What is expected: From the first line to the last, please write out the data exactly.

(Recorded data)
•••
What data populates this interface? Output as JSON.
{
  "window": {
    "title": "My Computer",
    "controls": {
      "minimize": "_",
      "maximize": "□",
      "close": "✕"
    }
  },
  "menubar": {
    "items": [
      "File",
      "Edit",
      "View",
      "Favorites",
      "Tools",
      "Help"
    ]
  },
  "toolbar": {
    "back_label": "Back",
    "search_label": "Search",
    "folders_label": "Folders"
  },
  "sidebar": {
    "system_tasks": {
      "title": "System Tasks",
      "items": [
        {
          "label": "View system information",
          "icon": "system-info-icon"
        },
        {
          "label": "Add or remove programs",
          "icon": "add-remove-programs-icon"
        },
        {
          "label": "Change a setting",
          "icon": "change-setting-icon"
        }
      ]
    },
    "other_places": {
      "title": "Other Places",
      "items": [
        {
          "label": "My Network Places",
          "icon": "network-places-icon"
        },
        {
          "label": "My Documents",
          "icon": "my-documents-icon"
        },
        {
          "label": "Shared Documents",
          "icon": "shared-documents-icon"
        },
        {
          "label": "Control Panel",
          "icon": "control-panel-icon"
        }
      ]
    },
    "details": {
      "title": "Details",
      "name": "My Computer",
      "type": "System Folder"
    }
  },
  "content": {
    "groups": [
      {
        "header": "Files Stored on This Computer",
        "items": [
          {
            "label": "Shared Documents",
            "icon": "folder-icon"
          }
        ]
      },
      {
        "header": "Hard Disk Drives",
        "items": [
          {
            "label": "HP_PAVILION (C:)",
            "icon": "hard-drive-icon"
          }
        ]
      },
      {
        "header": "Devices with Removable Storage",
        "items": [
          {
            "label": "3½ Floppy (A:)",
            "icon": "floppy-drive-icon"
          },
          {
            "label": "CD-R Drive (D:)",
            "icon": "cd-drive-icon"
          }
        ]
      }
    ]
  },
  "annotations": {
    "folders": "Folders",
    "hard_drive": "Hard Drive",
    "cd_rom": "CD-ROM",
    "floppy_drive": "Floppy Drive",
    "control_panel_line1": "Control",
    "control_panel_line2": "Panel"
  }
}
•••
Task response:
What data populates this interface? Output as JSON.
{
  "window": {
    "title": "My Computer",
    "controls": {
      "minimize": "_",
      "maximize": "□",
      "close": "✕"
    }
  },
  "menubar": {
    "items": [
      "File",
      "Edit",
      "View",
      "Favorites",
      "Tools",
      "Help"
    ]
  },
  "toolbar": {
    "back_label": "Back",
    "search_label": "Search",
    "folders_label": "Folders"
  },
  "sidebar": {
    "system_tasks": {
      "title": "System Tasks",
      "items": [
        {
          "label": "View system information",
          "icon": "system-info-icon"
        },
        {
          "label": "Add or remove programs",
          "icon": "add-remove-programs-icon"
        },
        {
          "label": "Change a setting",
          "icon": "change-setting-icon"
        }
      ]
    },
    "other_places": {
      "title": "Other Places",
      "items": [
        {
          "label": "My Network Places",
          "icon": "network-places-icon"
        },
        {
          "label": "My Documents",
          "icon": "my-documents-icon"
        },
        {
          "label": "Shared Documents",
          "icon": "shared-documents-icon"
        },
        {
          "label": "Control Panel",
          "icon": "control-panel-icon"
        }
      ]
    },
    "details": {
      "title": "Details",
      "name": "My Computer",
      "type": "System Folder"
    }
  },
  "content": {
    "groups": [
      {
        "header": "Files Stored on This Computer",
        "items": [
          {
            "label": "Shared Documents",
            "icon": "folder-icon"
          }
        ]
      },
      {
        "header": "Hard Disk Drives",
        "items": [
          {
            "label": "HP_PAVILION (C:)",
            "icon": "hard-drive-icon"
          }
        ]
      },
      {
        "header": "Devices with Removable Storage",
        "items": [
          {
            "label": "3½ Floppy (A:)",
            "icon": "floppy-drive-icon"
          },
          {
            "label": "CD-R Drive (D:)",
            "icon": "cd-drive-icon"
          }
        ]
      }
    ]
  },
  "annotations": {
    "folders": "Folders",
    "hard_drive": "Hard Drive",
    "cd_rom": "CD-ROM",
    "floppy_drive": "Floppy Drive",
    "control_panel_line1": "Control",
    "control_panel_line2": "Panel"
  }
}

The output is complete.